▸ What you will do
What is needed is an exact repeat of the entries, with no pictures in it.

(Items from an interface collection)

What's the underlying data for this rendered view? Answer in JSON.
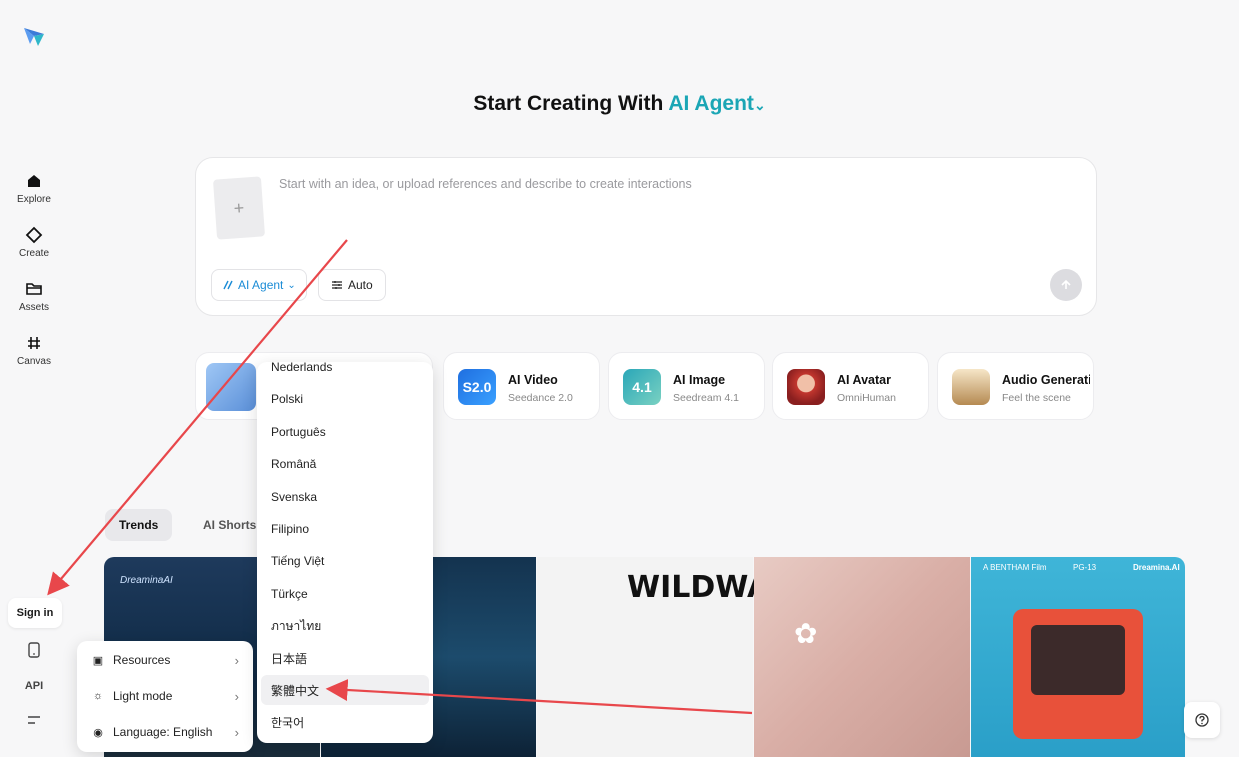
{
  "heading": {
    "prefix": "Start Creating With",
    "accent": "AI Agent",
    "chevron": "⌄"
  },
  "nav": [
    {
      "label": "Explore",
      "icon": "home-icon"
    },
    {
      "label": "Create",
      "icon": "diamond-icon"
    },
    {
      "label": "Assets",
      "icon": "folder-icon"
    },
    {
      "label": "Canvas",
      "icon": "hash-icon"
    }
  ],
  "sidebar_bottom": {
    "sign_in": "Sign in",
    "api": "API"
  },
  "prompt": {
    "placeholder": "Start with an idea, or upload references and describe to create interactions",
    "upload_glyph": "+",
    "agent_label": "AI Agent",
    "auto_label": "Auto"
  },
  "tools": [
    {
      "title": "AI Video",
      "subtitle": "Seedance 2.0",
      "badge": "S2.0"
    },
    {
      "title": "AI Image",
      "subtitle": "Seedream 4.1",
      "badge": "4.1"
    },
    {
      "title": "AI Avatar",
      "subtitle": "OmniHuman"
    },
    {
      "title": "Audio Generation",
      "subtitle": "Feel the scene"
    }
  ],
  "tabs": [
    "Trends",
    "AI Shorts"
  ],
  "gallery": {
    "brand": "DreaminaAI",
    "card3_text": "WILDWALN",
    "card5_left": "A BENTHAM Film",
    "card5_mid": "PG-13",
    "card5_right": "Dreamina.AI"
  },
  "settings_menu": [
    {
      "label": "Resources",
      "icon": "document-icon"
    },
    {
      "label": "Light mode",
      "icon": "sun-icon"
    },
    {
      "label": "Language: English",
      "icon": "globe-icon"
    }
  ],
  "languages": [
    "Nederlands",
    "Polski",
    "Português",
    "Română",
    "Svenska",
    "Filipino",
    "Tiếng Việt",
    "Türkçe",
    "ภาษาไทย",
    "日本語",
    "繁體中文",
    "한국어"
  ],
  "highlighted_language": "繁體中文",
  "colors": {
    "accent": "#1ba6b5",
    "annotation": "#e8474b"
  }
}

▸ Answer space
What's the underlying data for this rendered view? Answer in JSON.
{
  "heading": {
    "prefix": "Start Creating With",
    "accent": "AI Agent",
    "chevron": "⌄"
  },
  "nav": [
    {
      "label": "Explore",
      "icon": "home-icon"
    },
    {
      "label": "Create",
      "icon": "diamond-icon"
    },
    {
      "label": "Assets",
      "icon": "folder-icon"
    },
    {
      "label": "Canvas",
      "icon": "hash-icon"
    }
  ],
  "sidebar_bottom": {
    "sign_in": "Sign in",
    "api": "API"
  },
  "prompt": {
    "placeholder": "Start with an idea, or upload references and describe to create interactions",
    "upload_glyph": "+",
    "agent_label": "AI Agent",
    "auto_label": "Auto"
  },
  "tools": [
    {
      "title": "AI Video",
      "subtitle": "Seedance 2.0",
      "badge": "S2.0"
    },
    {
      "title": "AI Image",
      "subtitle": "Seedream 4.1",
      "badge": "4.1"
    },
    {
      "title": "AI Avatar",
      "subtitle": "OmniHuman"
    },
    {
      "title": "Audio Generation",
      "subtitle": "Feel the scene"
    }
  ],
  "tabs": [
    "Trends",
    "AI Shorts"
  ],
  "gallery": {
    "brand": "DreaminaAI",
    "card3_text": "WILDWALN",
    "card5_left": "A BENTHAM Film",
    "card5_mid": "PG-13",
    "card5_right": "Dreamina.AI"
  },
  "settings_menu": [
    {
      "label": "Resources",
      "icon": "document-icon"
    },
    {
      "label": "Light mode",
      "icon": "sun-icon"
    },
    {
      "label": "Language: English",
      "icon": "globe-icon"
    }
  ],
  "languages": [
    "Nederlands",
    "Polski",
    "Português",
    "Română",
    "Svenska",
    "Filipino",
    "Tiếng Việt",
    "Türkçe",
    "ภาษาไทย",
    "日本語",
    "繁體中文",
    "한국어"
  ],
  "highlighted_language": "繁體中文",
  "colors": {
    "accent": "#1ba6b5",
    "annotation": "#e8474b"
  }
}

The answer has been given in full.